EXERCISE
Would you write the data out once more, exactly as it is?

THE INPUT
- - - -

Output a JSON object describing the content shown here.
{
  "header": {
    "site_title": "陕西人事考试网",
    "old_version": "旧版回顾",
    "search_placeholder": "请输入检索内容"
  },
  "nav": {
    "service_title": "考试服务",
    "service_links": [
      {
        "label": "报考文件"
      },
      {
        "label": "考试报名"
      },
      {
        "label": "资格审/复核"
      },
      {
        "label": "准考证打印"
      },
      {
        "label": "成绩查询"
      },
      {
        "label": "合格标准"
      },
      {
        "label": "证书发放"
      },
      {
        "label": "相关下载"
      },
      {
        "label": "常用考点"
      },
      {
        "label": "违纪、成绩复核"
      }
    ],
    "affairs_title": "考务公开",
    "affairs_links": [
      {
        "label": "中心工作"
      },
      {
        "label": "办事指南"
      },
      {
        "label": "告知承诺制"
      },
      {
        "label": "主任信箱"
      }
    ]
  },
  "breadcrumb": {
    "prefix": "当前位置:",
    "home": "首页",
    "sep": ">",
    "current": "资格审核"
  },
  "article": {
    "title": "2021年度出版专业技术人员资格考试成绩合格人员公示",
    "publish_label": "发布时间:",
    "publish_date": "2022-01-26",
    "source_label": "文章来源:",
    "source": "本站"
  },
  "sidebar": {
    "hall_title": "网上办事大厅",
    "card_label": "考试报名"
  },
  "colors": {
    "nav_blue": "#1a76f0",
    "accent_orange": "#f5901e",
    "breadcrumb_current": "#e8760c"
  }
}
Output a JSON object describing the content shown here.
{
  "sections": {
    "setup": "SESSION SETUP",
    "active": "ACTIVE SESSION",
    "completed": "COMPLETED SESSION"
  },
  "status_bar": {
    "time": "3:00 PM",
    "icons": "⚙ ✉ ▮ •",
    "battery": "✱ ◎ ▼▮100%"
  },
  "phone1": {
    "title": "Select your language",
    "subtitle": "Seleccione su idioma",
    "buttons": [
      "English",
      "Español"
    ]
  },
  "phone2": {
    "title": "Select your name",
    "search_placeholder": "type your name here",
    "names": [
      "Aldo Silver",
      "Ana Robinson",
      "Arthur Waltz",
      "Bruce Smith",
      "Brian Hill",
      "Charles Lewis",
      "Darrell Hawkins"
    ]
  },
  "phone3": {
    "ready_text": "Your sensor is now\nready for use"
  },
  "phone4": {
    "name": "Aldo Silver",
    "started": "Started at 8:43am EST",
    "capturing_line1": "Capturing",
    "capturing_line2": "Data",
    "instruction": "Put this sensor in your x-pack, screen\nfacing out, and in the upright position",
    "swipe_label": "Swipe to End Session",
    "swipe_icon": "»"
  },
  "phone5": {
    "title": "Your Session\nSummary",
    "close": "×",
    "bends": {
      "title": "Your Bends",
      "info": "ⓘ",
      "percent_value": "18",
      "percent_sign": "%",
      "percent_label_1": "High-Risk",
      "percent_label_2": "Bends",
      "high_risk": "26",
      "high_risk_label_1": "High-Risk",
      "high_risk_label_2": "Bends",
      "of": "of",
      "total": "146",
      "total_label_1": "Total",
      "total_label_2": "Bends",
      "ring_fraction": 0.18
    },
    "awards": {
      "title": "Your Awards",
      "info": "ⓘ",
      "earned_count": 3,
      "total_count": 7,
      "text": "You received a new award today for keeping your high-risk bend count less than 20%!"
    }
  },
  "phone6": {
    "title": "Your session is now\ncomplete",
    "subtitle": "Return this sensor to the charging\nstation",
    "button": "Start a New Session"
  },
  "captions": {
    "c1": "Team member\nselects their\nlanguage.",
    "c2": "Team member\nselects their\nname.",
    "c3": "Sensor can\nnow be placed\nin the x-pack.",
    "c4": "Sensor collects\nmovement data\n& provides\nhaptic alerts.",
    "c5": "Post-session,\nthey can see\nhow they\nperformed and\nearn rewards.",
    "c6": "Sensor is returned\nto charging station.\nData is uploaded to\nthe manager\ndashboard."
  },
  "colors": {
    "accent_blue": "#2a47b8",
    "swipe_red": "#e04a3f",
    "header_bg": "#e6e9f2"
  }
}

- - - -

SOLUTION TO THIS PROBLEM
Output a JSON object describing the content shown here.
{
  "header": {
    "site_title": "陕西人事考试网",
    "old_version": "旧版回顾",
    "search_placeholder": "请输入检索内容"
  },
  "nav": {
    "service_title": "考试服务",
    "service_links": [
      {
        "label": "报考文件"
      },
      {
        "label": "考试报名"
      },
      {
        "label": "资格审/复核"
      },
      {
        "label": "准考证打印"
      },
      {
        "label": "成绩查询"
      },
      {
        "label": "合格标准"
      },
      {
        "label": "证书发放"
      },
      {
        "label": "相关下载"
      },
      {
        "label": "常用考点"
      },
      {
        "label": "违纪、成绩复核"
      }
    ],
    "affairs_title": "考务公开",
    "affairs_links": [
      {
        "label": "中心工作"
      },
      {
        "label": "办事指南"
      },
      {
        "label": "告知承诺制"
      },
      {
        "label": "主任信箱"
      }
    ]
  },
  "breadcrumb": {
    "prefix": "当前位置:",
    "home": "首页",
    "sep": ">",
    "current": "资格审核"
  },
  "article": {
    "title": "2021年度出版专业技术人员资格考试成绩合格人员公示",
    "publish_label": "发布时间:",
    "publish_date": "2022-01-26",
    "source_label": "文章来源:",
    "source": "本站"
  },
  "sidebar": {
    "hall_title": "网上办事大厅",
    "card_label": "考试报名"
  },
  "colors": {
    "nav_blue": "#1a76f0",
    "accent_orange": "#f5901e",
    "breadcrumb_current": "#e8760c"
  }
}
Output a JSON object describing the content shown here.
{
  "sections": {
    "setup": "SESSION SETUP",
    "active": "ACTIVE SESSION",
    "completed": "COMPLETED SESSION"
  },
  "status_bar": {
    "time": "3:00 PM",
    "icons": "⚙ ✉ ▮ •",
    "battery": "✱ ◎ ▼▮100%"
  },
  "phone1": {
    "title": "Select your language",
    "subtitle": "Seleccione su idioma",
    "buttons": [
      "English",
      "Español"
    ]
  },
  "phone2": {
    "title": "Select your name",
    "search_placeholder": "type your name here",
    "names": [
      "Aldo Silver",
      "Ana Robinson",
      "Arthur Waltz",
      "Bruce Smith",
      "Brian Hill",
      "Charles Lewis",
      "Darrell Hawkins"
    ]
  },
  "phone3": {
    "ready_text": "Your sensor is now\nready for use"
  },
  "phone4": {
    "name": "Aldo Silver",
    "started": "Started at 8:43am EST",
    "capturing_line1": "Capturing",
    "capturing_line2": "Data",
    "instruction": "Put this sensor in your x-pack, screen\nfacing out, and in the upright position",
    "swipe_label": "Swipe to End Session",
    "swipe_icon": "»"
  },
  "phone5": {
    "title": "Your Session\nSummary",
    "close": "×",
    "bends": {
      "title": "Your Bends",
      "info": "ⓘ",
      "percent_value": "18",
      "percent_sign": "%",
      "percent_label_1": "High-Risk",
      "percent_label_2": "Bends",
      "high_risk": "26",
      "high_risk_label_1": "High-Risk",
      "high_risk_label_2": "Bends",
      "of": "of",
      "total": "146",
      "total_label_1": "Total",
      "total_label_2": "Bends",
      "ring_fraction": 0.18
    },
    "awards": {
      "title": "Your Awards",
      "info": "ⓘ",
      "earned_count": 3,
      "total_count": 7,
      "text": "You received a new award today for keeping your high-risk bend count less than 20%!"
    }
  },
  "phone6": {
    "title": "Your session is now\ncomplete",
    "subtitle": "Return this sensor to the charging\nstation",
    "button": "Start a New Session"
  },
  "captions": {
    "c1": "Team member\nselects their\nlanguage.",
    "c2": "Team member\nselects their\nname.",
    "c3": "Sensor can\nnow be placed\nin the x-pack.",
    "c4": "Sensor collects\nmovement data\n& provides\nhaptic alerts.",
    "c5": "Post-session,\nthey can see\nhow they\nperformed and\nearn rewards.",
    "c6": "Sensor is returned\nto charging station.\nData is uploaded to\nthe manager\ndashboard."
  },
  "colors": {
    "accent_blue": "#2a47b8",
    "swipe_red": "#e04a3f",
    "header_bg": "#e6e9f2"
  }
}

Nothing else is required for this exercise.